March 27, 2010

In recognition of the 30th anniversary of Women’s History Month, Women’s Media Center is profiling 30 extraordinary women making history. Our goal is to raise $10,000 to support WMC Exclusives — every dollar raised will go directly toward hiring women writers to comment on major news stories and report topics often neglected by the mainstream media. Will you contribute $30? Click here to donate: or text WOMEN to 50555 to make a $10 donation. Michele Wucker: A Woman Making History by Catherine Epstein As Director of the World Policy Institute, Michele Wucker is in high demand as a commentator on a range of international issues. A speaker on immigration, cross-cultural conflict and conciliation, Wucker was also the recipient of a 2007 Guggenheim Fellowship for her work on changing views of citizenship, exclusion, and belonging. But following the earthquake in Haiti this January, Wucker saw her daily schedule transform into a nearly 24-hour cycle of media appearances and interviews. Her deep knowledge not only of Haiti but the neighboring Dominican Republic was needed by a public shaken by the devastation of a country they barely knew. Her 1999 book Why the Cocks Fight: Dominicans, Haitians, and the Struggle for Hispanola was hailed by the New York Times as a "complex exploration of the cultural divide between Haiti and the Dominican Republic. Wucker...weaves together five centuries of tragic conflict with a subtle picture of the island today." In an interview on "The Rachel Maddow Show" just two days after the earthquake, Wucker illuminated how the crisis had brought the historically unfriendly nations together.
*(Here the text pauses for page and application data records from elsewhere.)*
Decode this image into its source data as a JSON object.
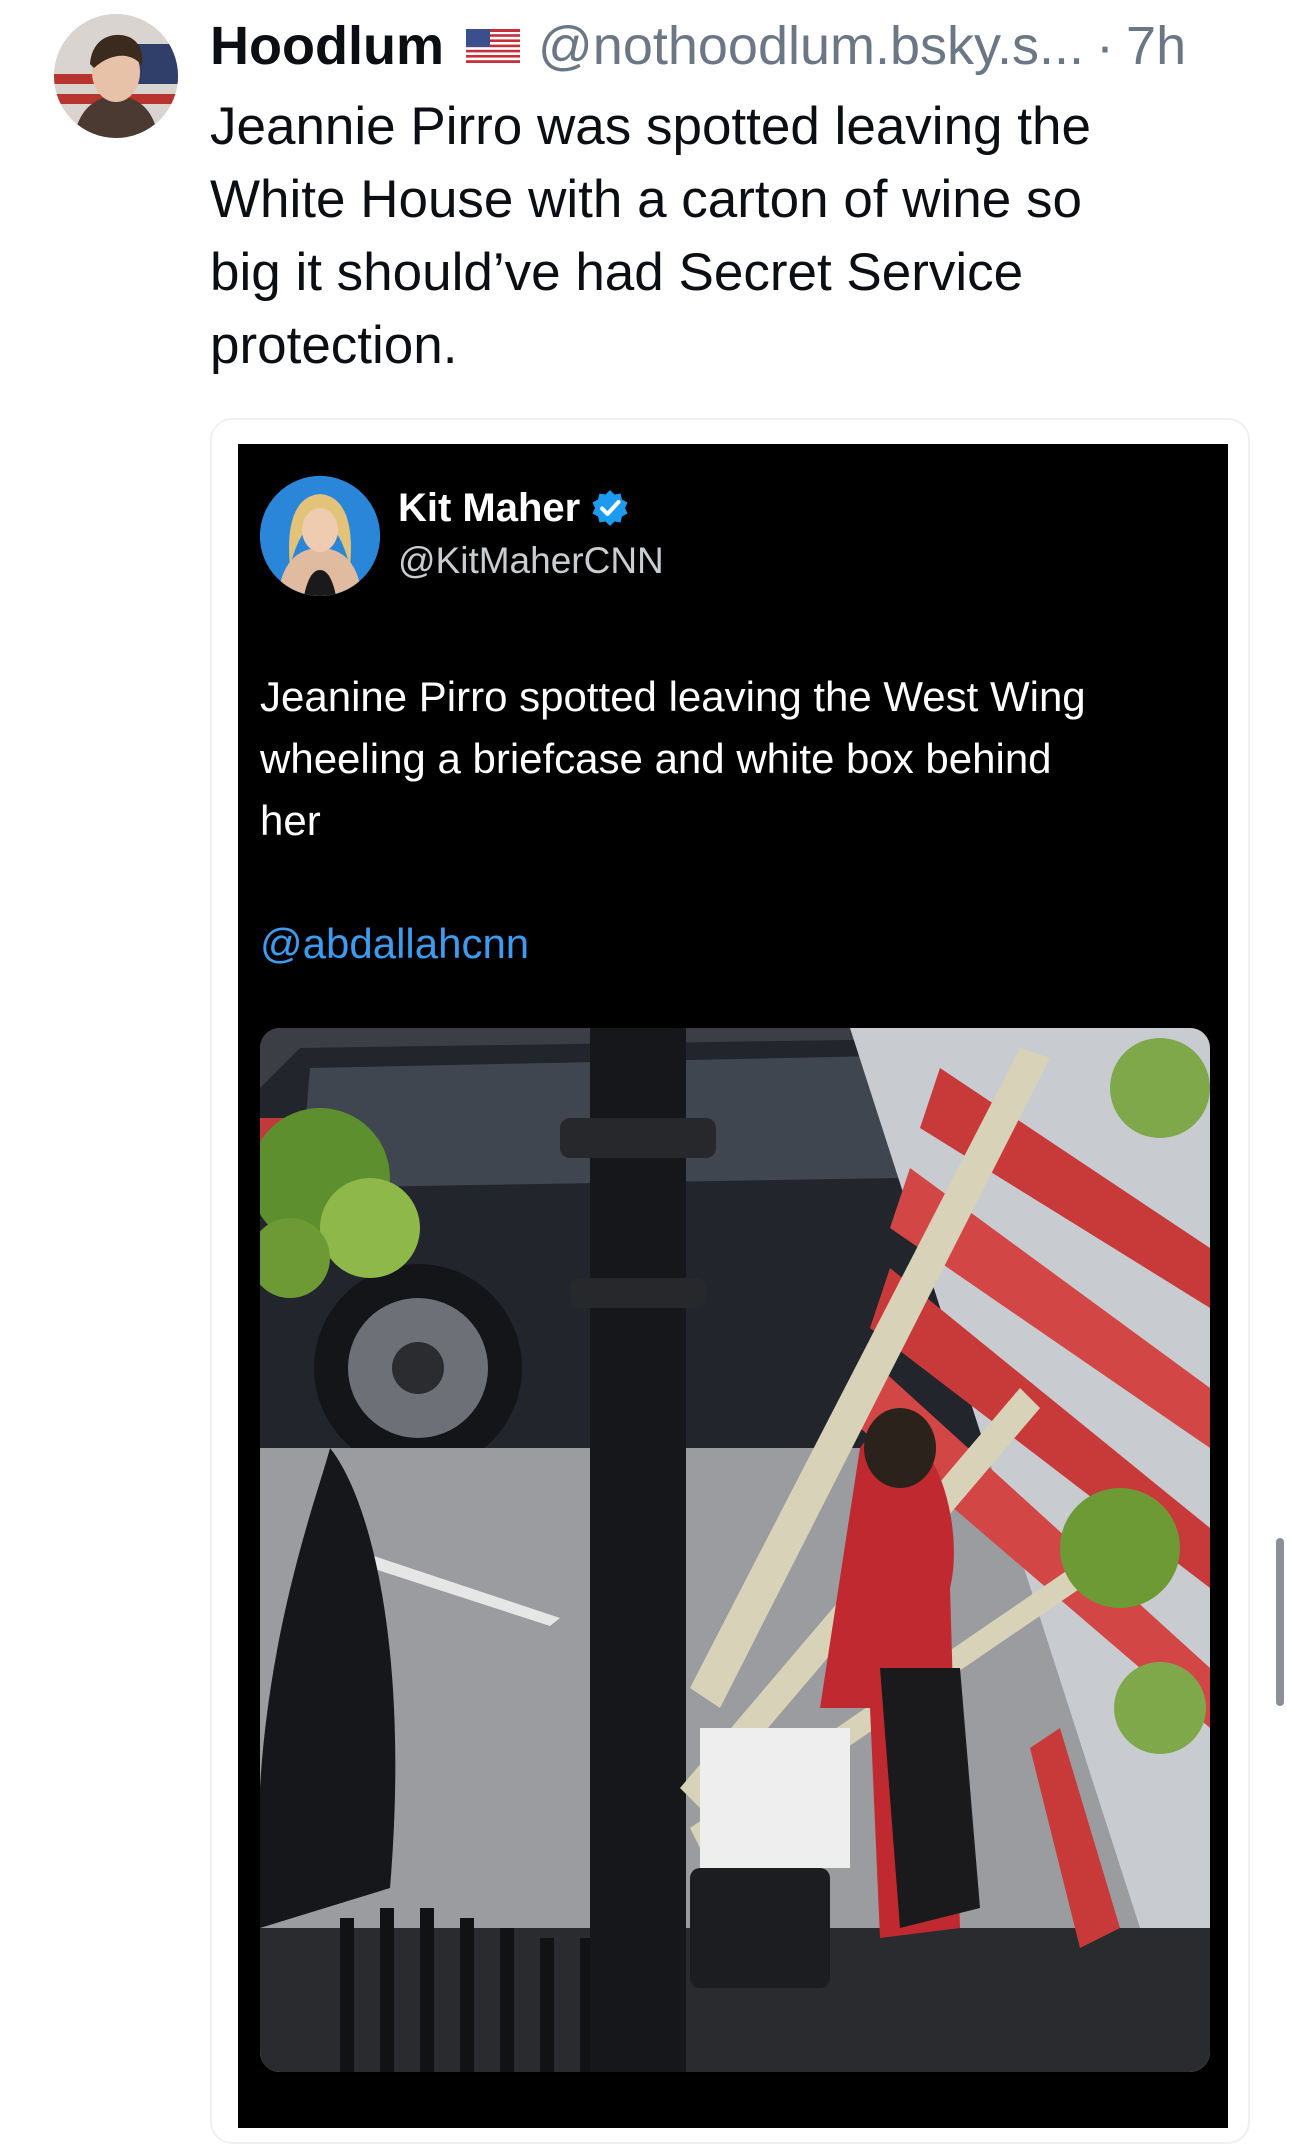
{
  "post": {
    "author_name": "Hoodlum",
    "flag_icon": "us-flag-icon",
    "handle": "@nothoodlum.bsky.s...",
    "separator": "·",
    "time": "7h",
    "text": "Jeannie Pirro was spotted leaving the\nWhite House with a carton of wine so\nbig it should’ve had Secret Service\nprotection."
  },
  "quoted": {
    "name": "Kit Maher",
    "verified_icon": "verified-badge-icon",
    "handle": "@KitMaherCNN",
    "text": "Jeanine Pirro spotted leaving the West Wing\nwheeling a briefcase and white box behind\nher",
    "mention": "@abdallahcnn"
  },
  "colors": {
    "handle_gray": "#6b7784",
    "mention_blue": "#3d9bf0",
    "verified_blue": "#1d9bf0",
    "embed_background": "#000000"
  }
}
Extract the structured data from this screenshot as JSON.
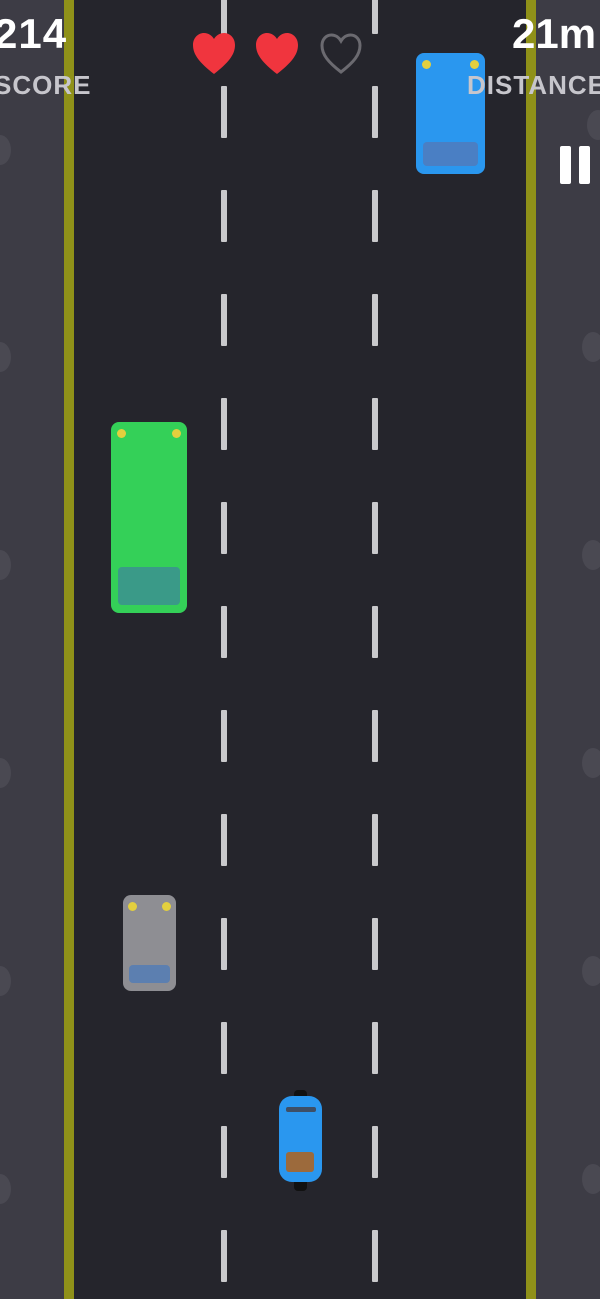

The Dominican Republic's President has provided unprecedented support to his nation's neighbor, but Wucker noted that while this extension of services is a positive move, the United States should not expect the Dominican Republic to shoulder the huge burden of refugees and aid, particularly legal status – called temporary protected status – for Haitians in the U.S. This issue is central to Wucker's expertise and interest in immigration. She's a longtime proponent of policy reform, often highlighting issues rarely brought up in the national conversation. In an interview with Ethics in Business, Wucker discussed how migration is rarely treated as an allocation of resources in globalization, and that a renewed perspective might shift policy: "It goes back to the question of human potential," she said. "There are many people, particularly the world's best and brightest, who are in developing countries where they can't do what they really want to do." Michele's work shedding light on the complex realities of the world not only means she's making history; she's also helping to shape it by creating a more nuanced – and accurate – depiction of our era.